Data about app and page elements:
# # #

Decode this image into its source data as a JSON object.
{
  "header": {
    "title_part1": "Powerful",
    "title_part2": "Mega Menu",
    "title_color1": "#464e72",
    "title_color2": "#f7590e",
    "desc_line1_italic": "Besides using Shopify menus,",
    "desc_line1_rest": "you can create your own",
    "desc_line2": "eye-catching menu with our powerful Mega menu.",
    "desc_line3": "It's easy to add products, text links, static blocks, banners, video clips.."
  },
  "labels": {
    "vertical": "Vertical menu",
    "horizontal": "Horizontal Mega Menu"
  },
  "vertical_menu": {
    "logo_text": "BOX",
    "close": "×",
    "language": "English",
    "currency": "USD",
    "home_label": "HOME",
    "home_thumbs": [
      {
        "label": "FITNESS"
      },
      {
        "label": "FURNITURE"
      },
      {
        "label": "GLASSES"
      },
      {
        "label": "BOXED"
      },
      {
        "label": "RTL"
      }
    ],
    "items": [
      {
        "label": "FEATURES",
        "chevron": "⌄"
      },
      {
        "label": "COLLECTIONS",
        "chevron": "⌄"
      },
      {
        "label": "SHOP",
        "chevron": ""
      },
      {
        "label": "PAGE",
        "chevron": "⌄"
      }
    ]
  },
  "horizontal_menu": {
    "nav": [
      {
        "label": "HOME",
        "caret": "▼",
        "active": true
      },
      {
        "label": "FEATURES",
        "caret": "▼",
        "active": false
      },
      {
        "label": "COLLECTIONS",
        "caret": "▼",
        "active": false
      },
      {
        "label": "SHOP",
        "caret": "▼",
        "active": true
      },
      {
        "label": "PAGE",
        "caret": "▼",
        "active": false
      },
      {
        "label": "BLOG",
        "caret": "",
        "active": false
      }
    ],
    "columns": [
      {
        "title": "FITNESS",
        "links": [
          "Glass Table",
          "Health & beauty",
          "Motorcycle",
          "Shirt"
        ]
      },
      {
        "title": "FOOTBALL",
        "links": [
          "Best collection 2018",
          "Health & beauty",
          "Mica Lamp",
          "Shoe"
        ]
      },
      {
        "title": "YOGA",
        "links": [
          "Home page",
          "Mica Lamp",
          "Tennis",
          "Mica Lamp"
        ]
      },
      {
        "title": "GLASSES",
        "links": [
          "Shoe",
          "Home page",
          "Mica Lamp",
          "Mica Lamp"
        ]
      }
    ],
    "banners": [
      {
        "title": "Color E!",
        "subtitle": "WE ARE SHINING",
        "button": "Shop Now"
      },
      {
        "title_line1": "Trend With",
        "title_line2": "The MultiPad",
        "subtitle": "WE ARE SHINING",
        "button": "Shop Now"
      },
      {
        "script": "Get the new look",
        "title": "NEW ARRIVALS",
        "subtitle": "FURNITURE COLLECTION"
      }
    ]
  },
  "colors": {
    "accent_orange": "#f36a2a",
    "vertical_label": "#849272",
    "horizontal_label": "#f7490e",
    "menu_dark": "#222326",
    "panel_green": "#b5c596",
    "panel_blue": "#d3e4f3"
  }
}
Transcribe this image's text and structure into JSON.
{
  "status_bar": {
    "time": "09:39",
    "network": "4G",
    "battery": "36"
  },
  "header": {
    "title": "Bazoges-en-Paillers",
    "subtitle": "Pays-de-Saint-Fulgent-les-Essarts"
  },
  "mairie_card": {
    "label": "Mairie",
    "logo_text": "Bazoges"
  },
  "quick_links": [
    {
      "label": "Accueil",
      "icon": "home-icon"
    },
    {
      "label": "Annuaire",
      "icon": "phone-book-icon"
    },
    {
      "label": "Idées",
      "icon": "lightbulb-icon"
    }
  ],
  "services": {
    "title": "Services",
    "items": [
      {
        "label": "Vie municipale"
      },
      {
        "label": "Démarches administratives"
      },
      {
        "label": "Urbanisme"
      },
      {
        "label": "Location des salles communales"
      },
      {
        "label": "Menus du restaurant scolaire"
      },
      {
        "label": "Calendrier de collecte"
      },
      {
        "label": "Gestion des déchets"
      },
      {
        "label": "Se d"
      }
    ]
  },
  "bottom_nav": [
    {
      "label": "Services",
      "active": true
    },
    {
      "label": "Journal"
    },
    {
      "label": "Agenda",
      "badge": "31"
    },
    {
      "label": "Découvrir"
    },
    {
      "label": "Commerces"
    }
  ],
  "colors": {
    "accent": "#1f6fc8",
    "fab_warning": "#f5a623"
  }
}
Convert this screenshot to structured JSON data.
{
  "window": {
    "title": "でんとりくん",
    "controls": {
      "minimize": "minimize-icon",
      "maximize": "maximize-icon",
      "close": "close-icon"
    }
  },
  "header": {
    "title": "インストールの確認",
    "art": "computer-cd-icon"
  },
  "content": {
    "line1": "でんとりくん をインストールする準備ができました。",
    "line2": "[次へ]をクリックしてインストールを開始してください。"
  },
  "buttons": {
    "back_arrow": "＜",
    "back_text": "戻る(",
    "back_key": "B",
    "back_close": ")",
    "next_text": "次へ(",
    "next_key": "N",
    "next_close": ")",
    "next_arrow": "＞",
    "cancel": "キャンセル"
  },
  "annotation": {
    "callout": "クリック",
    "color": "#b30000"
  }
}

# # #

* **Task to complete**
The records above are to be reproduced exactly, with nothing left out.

* **Written response**
Decode this image into its source data as a JSON object.
{
  "header": {
    "title_part1": "Powerful",
    "title_part2": "Mega Menu",
    "title_color1": "#464e72",
    "title_color2": "#f7590e",
    "desc_line1_italic": "Besides using Shopify menus,",
    "desc_line1_rest": "you can create your own",
    "desc_line2": "eye-catching menu with our powerful Mega menu.",
    "desc_line3": "It's easy to add products, text links, static blocks, banners, video clips.."
  },
  "labels": {
    "vertical": "Vertical menu",
    "horizontal": "Horizontal Mega Menu"
  },
  "vertical_menu": {
    "logo_text": "BOX",
    "close": "×",
    "language": "English",
    "currency": "USD",
    "home_label": "HOME",
    "home_thumbs": [
      {
        "label": "FITNESS"
      },
      {
        "label": "FURNITURE"
      },
      {
        "label": "GLASSES"
      },
      {
        "label": "BOXED"
      },
      {
        "label": "RTL"
      }
    ],
    "items": [
      {
        "label": "FEATURES",
        "chevron": "⌄"
      },
      {
        "label": "COLLECTIONS",
        "chevron": "⌄"
      },
      {
        "label": "SHOP",
        "chevron": ""
      },
      {
        "label": "PAGE",
        "chevron": "⌄"
      }
    ]
  },
  "horizontal_menu": {
    "nav": [
      {
        "label": "HOME",
        "caret": "▼",
        "active": true
      },
      {
        "label": "FEATURES",
        "caret": "▼",
        "active": false
      },
      {
        "label": "COLLECTIONS",
        "caret": "▼",
        "active": false
      },
      {
        "label": "SHOP",
        "caret": "▼",
        "active": true
      },
      {
        "label": "PAGE",
        "caret": "▼",
        "active": false
      },
      {
        "label": "BLOG",
        "caret": "",
        "active": false
      }
    ],
    "columns": [
      {
        "title": "FITNESS",
        "links": [
          "Glass Table",
          "Health & beauty",
          "Motorcycle",
          "Shirt"
        ]
      },
      {
        "title": "FOOTBALL",
        "links": [
          "Best collection 2018",
          "Health & beauty",
          "Mica Lamp",
          "Shoe"
        ]
      },
      {
        "title": "YOGA",
        "links": [
          "Home page",
          "Mica Lamp",
          "Tennis",
          "Mica Lamp"
        ]
      },
      {
        "title": "GLASSES",
        "links": [
          "Shoe",
          "Home page",
          "Mica Lamp",
          "Mica Lamp"
        ]
      }
    ],
    "banners": [
      {
        "title": "Color E!",
        "subtitle": "WE ARE SHINING",
        "button": "Shop Now"
      },
      {
        "title_line1": "Trend With",
        "title_line2": "The MultiPad",
        "subtitle": "WE ARE SHINING",
        "button": "Shop Now"
      },
      {
        "script": "Get the new look",
        "title": "NEW ARRIVALS",
        "subtitle": "FURNITURE COLLECTION"
      }
    ]
  },
  "colors": {
    "accent_orange": "#f36a2a",
    "vertical_label": "#849272",
    "horizontal_label": "#f7490e",
    "menu_dark": "#222326",
    "panel_green": "#b5c596",
    "panel_blue": "#d3e4f3"
  }
}
Transcribe this image's text and structure into JSON.
{
  "status_bar": {
    "time": "09:39",
    "network": "4G",
    "battery": "36"
  },
  "header": {
    "title": "Bazoges-en-Paillers",
    "subtitle": "Pays-de-Saint-Fulgent-les-Essarts"
  },
  "mairie_card": {
    "label": "Mairie",
    "logo_text": "Bazoges"
  },
  "quick_links": [
    {
      "label": "Accueil",
      "icon": "home-icon"
    },
    {
      "label": "Annuaire",
      "icon": "phone-book-icon"
    },
    {
      "label": "Idées",
      "icon": "lightbulb-icon"
    }
  ],
  "services": {
    "title": "Services",
    "items": [
      {
        "label": "Vie municipale"
      },
      {
        "label": "Démarches administratives"
      },
      {
        "label": "Urbanisme"
      },
      {
        "label": "Location des salles communales"
      },
      {
        "label": "Menus du restaurant scolaire"
      },
      {
        "label": "Calendrier de collecte"
      },
      {
        "label": "Gestion des déchets"
      },
      {
        "label": "Se d"
      }
    ]
  },
  "bottom_nav": [
    {
      "label": "Services",
      "active": true
    },
    {
      "label": "Journal"
    },
    {
      "label": "Agenda",
      "badge": "31"
    },
    {
      "label": "Découvrir"
    },
    {
      "label": "Commerces"
    }
  ],
  "colors": {
    "accent": "#1f6fc8",
    "fab_warning": "#f5a623"
  }
}
Convert this screenshot to structured JSON data.
{
  "window": {
    "title": "でんとりくん",
    "controls": {
      "minimize": "minimize-icon",
      "maximize": "maximize-icon",
      "close": "close-icon"
    }
  },
  "header": {
    "title": "インストールの確認",
    "art": "computer-cd-icon"
  },
  "content": {
    "line1": "でんとりくん をインストールする準備ができました。",
    "line2": "[次へ]をクリックしてインストールを開始してください。"
  },
  "buttons": {
    "back_arrow": "＜",
    "back_text": "戻る(",
    "back_key": "B",
    "back_close": ")",
    "next_text": "次へ(",
    "next_key": "N",
    "next_close": ")",
    "next_arrow": "＞",
    "cancel": "キャンセル"
  },
  "annotation": {
    "callout": "クリック",
    "color": "#b30000"
  }
}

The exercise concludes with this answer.